Task to complete -
When you repeat the entries below, keep each word exactly as it is and drop the pictures.

________________________

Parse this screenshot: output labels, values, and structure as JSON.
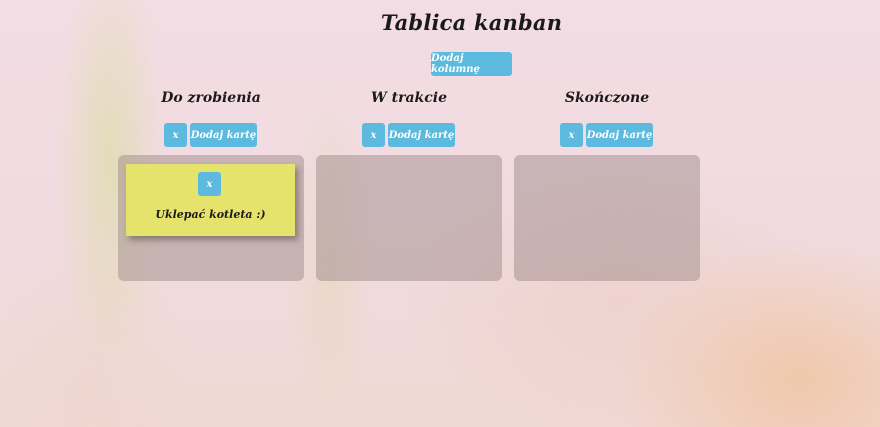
{
  "board": {
    "title": "Tablica kanban",
    "add_column_label": "Dodaj kolumnę"
  },
  "columns": [
    {
      "title": "Do zrobienia",
      "delete_label": "x",
      "add_card_label": "Dodaj kartę",
      "cards": [
        {
          "delete_label": "x",
          "text": "Uklepać kotleta :)"
        }
      ]
    },
    {
      "title": "W trakcie",
      "delete_label": "x",
      "add_card_label": "Dodaj kartę",
      "cards": []
    },
    {
      "title": "Skończone",
      "delete_label": "x",
      "add_card_label": "Dodaj kartę",
      "cards": []
    }
  ],
  "colors": {
    "button": "#5bbadd",
    "card": "#e6e36c",
    "column_bg": "rgba(150,130,130,0.45)"
  }
}
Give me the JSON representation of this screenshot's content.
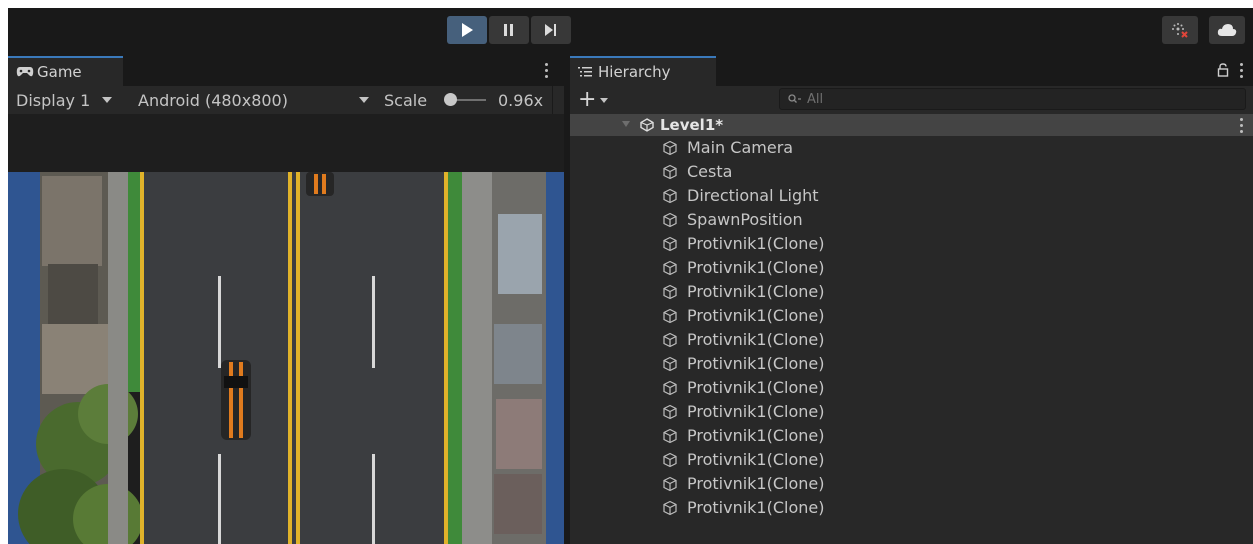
{
  "toolbar": {
    "play_icon": "play-icon",
    "pause_icon": "pause-icon",
    "step_icon": "step-icon",
    "collab_icon": "collab-error-icon",
    "cloud_icon": "cloud-icon"
  },
  "game": {
    "tab_label": "Game",
    "display": "Display 1",
    "resolution": "Android (480x800)",
    "scale_label": "Scale",
    "scale_value": "0.96x"
  },
  "hierarchy": {
    "tab_label": "Hierarchy",
    "search_placeholder": "All",
    "add_label": "+",
    "scene": "Level1*",
    "items": [
      "Main Camera",
      "Cesta",
      "Directional Light",
      "SpawnPosition",
      "Protivnik1(Clone)",
      "Protivnik1(Clone)",
      "Protivnik1(Clone)",
      "Protivnik1(Clone)",
      "Protivnik1(Clone)",
      "Protivnik1(Clone)",
      "Protivnik1(Clone)",
      "Protivnik1(Clone)",
      "Protivnik1(Clone)",
      "Protivnik1(Clone)",
      "Protivnik1(Clone)",
      "Protivnik1(Clone)"
    ]
  },
  "colors": {
    "play_active": "#46607c",
    "tab_accent": "#3a79bb",
    "road": "#3b3d40",
    "lane_yellow": "#e0b32a",
    "car_orange": "#e07b1e"
  }
}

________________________

Answer below -
Parse this screenshot: output labels, values, and structure as JSON.
{
  "board": {
    "title": "Tablica kanban",
    "add_column_label": "Dodaj kolumnę"
  },
  "columns": [
    {
      "title": "Do zrobienia",
      "delete_label": "x",
      "add_card_label": "Dodaj kartę",
      "cards": [
        {
          "delete_label": "x",
          "text": "Uklepać kotleta :)"
        }
      ]
    },
    {
      "title": "W trakcie",
      "delete_label": "x",
      "add_card_label": "Dodaj kartę",
      "cards": []
    },
    {
      "title": "Skończone",
      "delete_label": "x",
      "add_card_label": "Dodaj kartę",
      "cards": []
    }
  ],
  "colors": {
    "button": "#5bbadd",
    "card": "#e6e36c",
    "column_bg": "rgba(150,130,130,0.45)"
  }
}
Give me the JSON representation of this screenshot's content.
{
  "toolbar": {
    "play_icon": "play-icon",
    "pause_icon": "pause-icon",
    "step_icon": "step-icon",
    "collab_icon": "collab-error-icon",
    "cloud_icon": "cloud-icon"
  },
  "game": {
    "tab_label": "Game",
    "display": "Display 1",
    "resolution": "Android (480x800)",
    "scale_label": "Scale",
    "scale_value": "0.96x"
  },
  "hierarchy": {
    "tab_label": "Hierarchy",
    "search_placeholder": "All",
    "add_label": "+",
    "scene": "Level1*",
    "items": [
      "Main Camera",
      "Cesta",
      "Directional Light",
      "SpawnPosition",
      "Protivnik1(Clone)",
      "Protivnik1(Clone)",
      "Protivnik1(Clone)",
      "Protivnik1(Clone)",
      "Protivnik1(Clone)",
      "Protivnik1(Clone)",
      "Protivnik1(Clone)",
      "Protivnik1(Clone)",
      "Protivnik1(Clone)",
      "Protivnik1(Clone)",
      "Protivnik1(Clone)",
      "Protivnik1(Clone)"
    ]
  },
  "colors": {
    "play_active": "#46607c",
    "tab_accent": "#3a79bb",
    "road": "#3b3d40",
    "lane_yellow": "#e0b32a",
    "car_orange": "#e07b1e"
  }
}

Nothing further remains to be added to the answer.